Extracted data entries
++++++++++
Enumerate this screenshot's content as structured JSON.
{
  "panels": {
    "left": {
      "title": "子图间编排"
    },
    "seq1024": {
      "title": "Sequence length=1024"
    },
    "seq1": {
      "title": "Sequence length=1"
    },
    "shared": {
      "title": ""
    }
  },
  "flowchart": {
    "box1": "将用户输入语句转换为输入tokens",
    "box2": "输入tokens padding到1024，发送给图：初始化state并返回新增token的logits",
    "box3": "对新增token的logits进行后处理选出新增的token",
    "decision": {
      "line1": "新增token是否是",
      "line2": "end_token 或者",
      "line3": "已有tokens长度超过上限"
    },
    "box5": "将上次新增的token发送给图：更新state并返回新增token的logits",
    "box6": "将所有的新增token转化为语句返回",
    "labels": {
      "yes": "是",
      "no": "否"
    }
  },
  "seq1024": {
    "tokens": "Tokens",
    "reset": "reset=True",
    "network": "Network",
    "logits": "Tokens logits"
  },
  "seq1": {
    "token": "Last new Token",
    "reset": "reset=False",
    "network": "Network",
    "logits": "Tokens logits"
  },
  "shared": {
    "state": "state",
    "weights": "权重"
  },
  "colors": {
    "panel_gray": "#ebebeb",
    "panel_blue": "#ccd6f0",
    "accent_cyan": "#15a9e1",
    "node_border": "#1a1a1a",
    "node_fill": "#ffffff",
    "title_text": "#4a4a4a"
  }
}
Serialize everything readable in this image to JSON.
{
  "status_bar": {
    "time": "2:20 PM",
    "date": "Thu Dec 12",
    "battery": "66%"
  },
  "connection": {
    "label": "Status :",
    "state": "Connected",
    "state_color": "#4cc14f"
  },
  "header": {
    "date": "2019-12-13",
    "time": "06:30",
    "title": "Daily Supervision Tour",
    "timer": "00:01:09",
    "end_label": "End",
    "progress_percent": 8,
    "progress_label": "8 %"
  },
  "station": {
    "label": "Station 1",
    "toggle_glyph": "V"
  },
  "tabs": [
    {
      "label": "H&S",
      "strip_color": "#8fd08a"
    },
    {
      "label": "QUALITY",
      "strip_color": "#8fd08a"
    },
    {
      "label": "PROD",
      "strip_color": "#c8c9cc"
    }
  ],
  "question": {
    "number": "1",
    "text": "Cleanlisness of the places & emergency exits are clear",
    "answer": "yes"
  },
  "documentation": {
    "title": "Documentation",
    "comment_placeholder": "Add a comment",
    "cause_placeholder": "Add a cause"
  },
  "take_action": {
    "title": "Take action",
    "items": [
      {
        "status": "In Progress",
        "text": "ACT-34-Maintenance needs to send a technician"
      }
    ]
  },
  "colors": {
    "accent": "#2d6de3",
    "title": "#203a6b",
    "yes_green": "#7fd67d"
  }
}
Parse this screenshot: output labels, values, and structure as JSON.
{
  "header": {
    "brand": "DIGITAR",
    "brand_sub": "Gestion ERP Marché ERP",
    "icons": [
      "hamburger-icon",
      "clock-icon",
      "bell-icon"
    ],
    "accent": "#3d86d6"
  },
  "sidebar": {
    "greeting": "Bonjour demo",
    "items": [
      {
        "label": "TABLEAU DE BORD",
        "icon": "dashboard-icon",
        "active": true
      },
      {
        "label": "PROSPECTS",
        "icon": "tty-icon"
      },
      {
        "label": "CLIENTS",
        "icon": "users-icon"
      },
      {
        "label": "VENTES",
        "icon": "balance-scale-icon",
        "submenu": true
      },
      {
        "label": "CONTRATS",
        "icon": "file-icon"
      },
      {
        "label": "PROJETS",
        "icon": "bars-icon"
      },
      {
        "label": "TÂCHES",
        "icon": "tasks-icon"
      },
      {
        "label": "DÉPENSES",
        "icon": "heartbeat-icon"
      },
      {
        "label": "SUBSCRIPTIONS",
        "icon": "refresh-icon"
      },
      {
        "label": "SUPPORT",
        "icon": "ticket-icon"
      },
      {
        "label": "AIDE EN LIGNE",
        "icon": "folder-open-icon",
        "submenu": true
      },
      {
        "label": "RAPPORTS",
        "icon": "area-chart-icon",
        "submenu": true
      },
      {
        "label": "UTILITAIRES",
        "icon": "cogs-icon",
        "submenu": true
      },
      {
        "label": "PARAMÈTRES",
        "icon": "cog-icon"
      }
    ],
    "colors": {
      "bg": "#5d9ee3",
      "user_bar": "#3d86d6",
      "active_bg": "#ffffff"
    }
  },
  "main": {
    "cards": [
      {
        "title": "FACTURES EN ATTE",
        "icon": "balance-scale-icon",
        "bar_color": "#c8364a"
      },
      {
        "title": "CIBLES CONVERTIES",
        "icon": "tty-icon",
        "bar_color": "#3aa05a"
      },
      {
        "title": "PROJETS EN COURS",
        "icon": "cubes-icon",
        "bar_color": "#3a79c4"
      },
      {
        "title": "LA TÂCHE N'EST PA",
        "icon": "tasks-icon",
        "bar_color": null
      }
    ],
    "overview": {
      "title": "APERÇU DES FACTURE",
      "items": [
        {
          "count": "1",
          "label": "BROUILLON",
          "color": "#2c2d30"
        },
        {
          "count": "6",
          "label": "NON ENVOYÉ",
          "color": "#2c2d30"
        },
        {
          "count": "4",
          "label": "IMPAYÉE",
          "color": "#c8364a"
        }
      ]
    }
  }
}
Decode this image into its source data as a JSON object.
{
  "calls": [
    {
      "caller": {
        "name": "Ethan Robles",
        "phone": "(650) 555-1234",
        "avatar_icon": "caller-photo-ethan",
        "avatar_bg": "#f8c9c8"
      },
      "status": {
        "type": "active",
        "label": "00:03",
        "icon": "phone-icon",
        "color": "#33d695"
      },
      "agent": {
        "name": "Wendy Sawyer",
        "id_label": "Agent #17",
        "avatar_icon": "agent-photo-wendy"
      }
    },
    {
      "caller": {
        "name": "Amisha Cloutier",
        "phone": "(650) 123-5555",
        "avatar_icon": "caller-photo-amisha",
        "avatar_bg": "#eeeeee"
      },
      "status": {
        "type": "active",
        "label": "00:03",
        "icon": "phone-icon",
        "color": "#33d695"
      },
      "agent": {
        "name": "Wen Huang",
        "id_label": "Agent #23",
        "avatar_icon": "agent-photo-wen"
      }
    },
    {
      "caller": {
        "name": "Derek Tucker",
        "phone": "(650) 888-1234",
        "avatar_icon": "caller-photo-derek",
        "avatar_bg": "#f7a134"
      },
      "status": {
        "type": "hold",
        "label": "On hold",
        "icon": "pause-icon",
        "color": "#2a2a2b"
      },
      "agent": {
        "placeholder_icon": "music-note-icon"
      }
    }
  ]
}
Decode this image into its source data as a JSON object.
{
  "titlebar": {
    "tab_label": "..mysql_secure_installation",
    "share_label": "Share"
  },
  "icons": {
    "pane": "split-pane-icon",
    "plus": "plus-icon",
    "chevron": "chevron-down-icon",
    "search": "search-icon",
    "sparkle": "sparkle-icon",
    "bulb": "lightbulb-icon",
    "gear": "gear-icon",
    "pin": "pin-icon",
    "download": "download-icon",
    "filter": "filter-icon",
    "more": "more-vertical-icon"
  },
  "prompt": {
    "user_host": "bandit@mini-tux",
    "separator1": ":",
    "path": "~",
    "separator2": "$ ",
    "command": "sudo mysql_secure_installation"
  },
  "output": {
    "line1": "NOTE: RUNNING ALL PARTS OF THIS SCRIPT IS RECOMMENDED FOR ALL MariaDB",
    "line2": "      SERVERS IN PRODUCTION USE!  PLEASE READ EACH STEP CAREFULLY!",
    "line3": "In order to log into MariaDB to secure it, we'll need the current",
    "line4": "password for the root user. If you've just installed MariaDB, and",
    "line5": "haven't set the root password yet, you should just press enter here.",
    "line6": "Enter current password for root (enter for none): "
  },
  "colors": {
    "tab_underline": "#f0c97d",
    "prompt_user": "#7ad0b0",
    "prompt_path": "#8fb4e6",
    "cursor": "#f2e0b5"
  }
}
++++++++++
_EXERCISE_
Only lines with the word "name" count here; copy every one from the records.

_RESPONSE_
        "name": "Ethan Robles",
        "name": "Wendy Sawyer",
        "name": "Amisha Cloutier",
        "name": "Wen Huang",
        "name": "Derek Tucker",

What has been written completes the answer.